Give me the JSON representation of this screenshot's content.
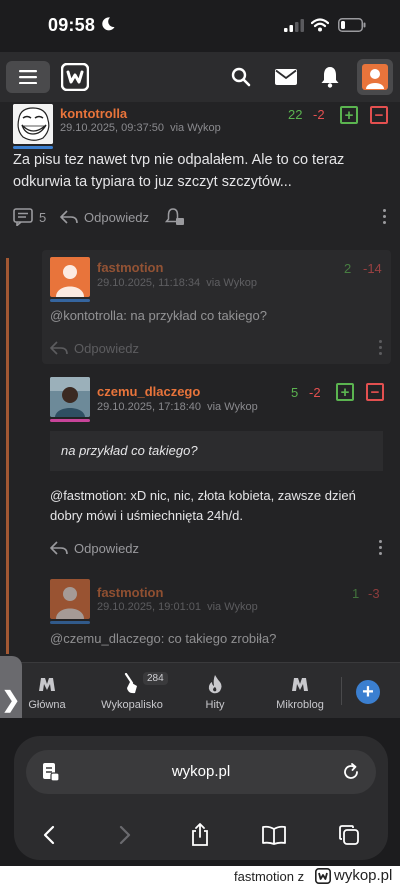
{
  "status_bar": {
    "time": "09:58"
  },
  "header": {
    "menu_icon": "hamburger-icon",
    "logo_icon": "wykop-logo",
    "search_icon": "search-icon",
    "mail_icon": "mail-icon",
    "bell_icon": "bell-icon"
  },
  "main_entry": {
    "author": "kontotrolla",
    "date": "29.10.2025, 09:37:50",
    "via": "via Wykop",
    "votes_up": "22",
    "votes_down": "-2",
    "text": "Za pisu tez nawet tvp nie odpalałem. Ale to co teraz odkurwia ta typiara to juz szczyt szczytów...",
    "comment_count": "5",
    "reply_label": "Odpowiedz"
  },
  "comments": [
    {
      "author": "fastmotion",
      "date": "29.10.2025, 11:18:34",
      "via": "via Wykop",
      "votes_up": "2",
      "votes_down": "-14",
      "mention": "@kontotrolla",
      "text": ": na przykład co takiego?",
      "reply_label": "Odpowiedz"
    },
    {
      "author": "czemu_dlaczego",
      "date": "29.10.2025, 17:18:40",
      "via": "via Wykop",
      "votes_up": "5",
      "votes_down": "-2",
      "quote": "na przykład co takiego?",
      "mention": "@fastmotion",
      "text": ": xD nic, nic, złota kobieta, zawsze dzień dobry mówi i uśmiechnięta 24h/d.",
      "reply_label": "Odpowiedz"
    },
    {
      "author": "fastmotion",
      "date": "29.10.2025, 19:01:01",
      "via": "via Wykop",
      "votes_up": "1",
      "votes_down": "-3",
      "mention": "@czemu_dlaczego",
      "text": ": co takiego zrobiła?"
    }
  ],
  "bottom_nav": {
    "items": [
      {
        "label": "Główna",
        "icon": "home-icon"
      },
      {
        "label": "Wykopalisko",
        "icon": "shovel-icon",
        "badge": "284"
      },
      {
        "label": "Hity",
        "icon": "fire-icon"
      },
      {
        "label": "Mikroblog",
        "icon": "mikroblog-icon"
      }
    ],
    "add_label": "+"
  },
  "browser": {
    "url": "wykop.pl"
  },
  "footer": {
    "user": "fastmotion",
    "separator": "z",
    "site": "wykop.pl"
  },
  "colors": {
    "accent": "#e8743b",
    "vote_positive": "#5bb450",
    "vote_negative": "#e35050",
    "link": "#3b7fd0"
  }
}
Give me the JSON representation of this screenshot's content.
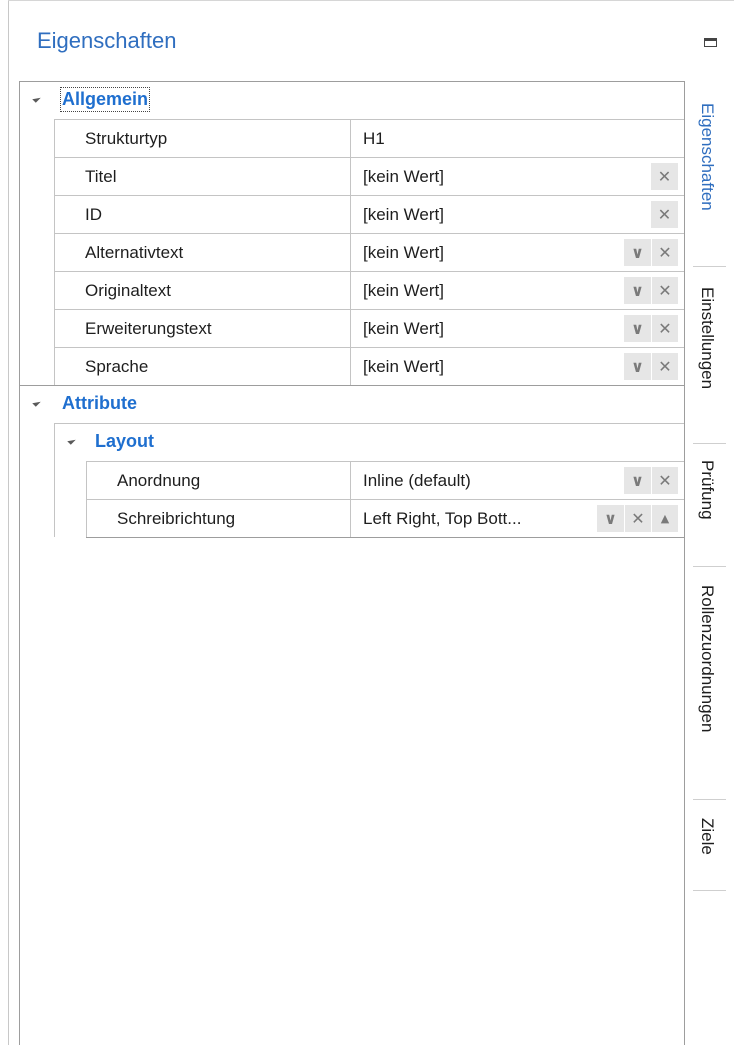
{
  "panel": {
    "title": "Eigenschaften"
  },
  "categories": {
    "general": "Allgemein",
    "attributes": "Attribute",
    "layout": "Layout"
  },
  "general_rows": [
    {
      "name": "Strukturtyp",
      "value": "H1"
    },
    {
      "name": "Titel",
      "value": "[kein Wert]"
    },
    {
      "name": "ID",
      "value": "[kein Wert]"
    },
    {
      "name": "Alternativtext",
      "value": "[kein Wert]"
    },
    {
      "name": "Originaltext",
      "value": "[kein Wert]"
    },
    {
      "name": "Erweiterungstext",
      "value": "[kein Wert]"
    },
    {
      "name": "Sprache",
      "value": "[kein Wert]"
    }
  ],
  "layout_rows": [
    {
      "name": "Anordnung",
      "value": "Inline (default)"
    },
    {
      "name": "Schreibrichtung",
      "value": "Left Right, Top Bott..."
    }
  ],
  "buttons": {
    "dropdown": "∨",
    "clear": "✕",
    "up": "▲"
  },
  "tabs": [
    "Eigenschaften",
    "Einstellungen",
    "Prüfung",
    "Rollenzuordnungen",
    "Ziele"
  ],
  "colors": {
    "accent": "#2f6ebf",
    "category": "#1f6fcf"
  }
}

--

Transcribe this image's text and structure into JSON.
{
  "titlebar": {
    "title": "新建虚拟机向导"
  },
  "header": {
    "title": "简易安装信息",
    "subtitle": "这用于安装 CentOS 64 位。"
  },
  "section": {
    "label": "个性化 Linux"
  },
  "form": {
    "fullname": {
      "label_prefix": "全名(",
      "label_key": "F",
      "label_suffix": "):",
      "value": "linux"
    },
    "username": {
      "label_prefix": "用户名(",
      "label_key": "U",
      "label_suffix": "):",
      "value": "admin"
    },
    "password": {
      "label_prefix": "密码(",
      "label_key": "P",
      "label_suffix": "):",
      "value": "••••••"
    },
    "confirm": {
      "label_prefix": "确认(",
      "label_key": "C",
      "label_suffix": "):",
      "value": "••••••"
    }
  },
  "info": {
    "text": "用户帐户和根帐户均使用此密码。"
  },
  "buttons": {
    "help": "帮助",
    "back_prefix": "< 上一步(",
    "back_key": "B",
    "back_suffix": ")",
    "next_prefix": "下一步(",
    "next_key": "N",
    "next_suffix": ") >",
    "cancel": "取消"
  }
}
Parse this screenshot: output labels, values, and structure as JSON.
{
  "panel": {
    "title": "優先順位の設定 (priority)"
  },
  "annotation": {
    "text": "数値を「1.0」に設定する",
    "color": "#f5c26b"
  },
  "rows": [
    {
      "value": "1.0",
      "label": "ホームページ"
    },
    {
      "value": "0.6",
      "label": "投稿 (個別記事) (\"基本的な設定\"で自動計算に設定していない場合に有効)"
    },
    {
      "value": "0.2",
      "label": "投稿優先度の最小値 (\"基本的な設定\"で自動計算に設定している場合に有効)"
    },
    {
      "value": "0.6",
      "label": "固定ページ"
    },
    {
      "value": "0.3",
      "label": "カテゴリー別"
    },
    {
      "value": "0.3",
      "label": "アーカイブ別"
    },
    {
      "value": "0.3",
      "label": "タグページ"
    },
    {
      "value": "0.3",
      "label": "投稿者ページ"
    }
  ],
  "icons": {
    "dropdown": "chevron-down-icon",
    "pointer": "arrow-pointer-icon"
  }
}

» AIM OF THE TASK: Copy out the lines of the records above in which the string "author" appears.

» RESULT BELOW:
    "author": "kontotrolla",
      "author": "fastmotion",
      "author": "czemu_dlaczego",
      "author": "fastmotion",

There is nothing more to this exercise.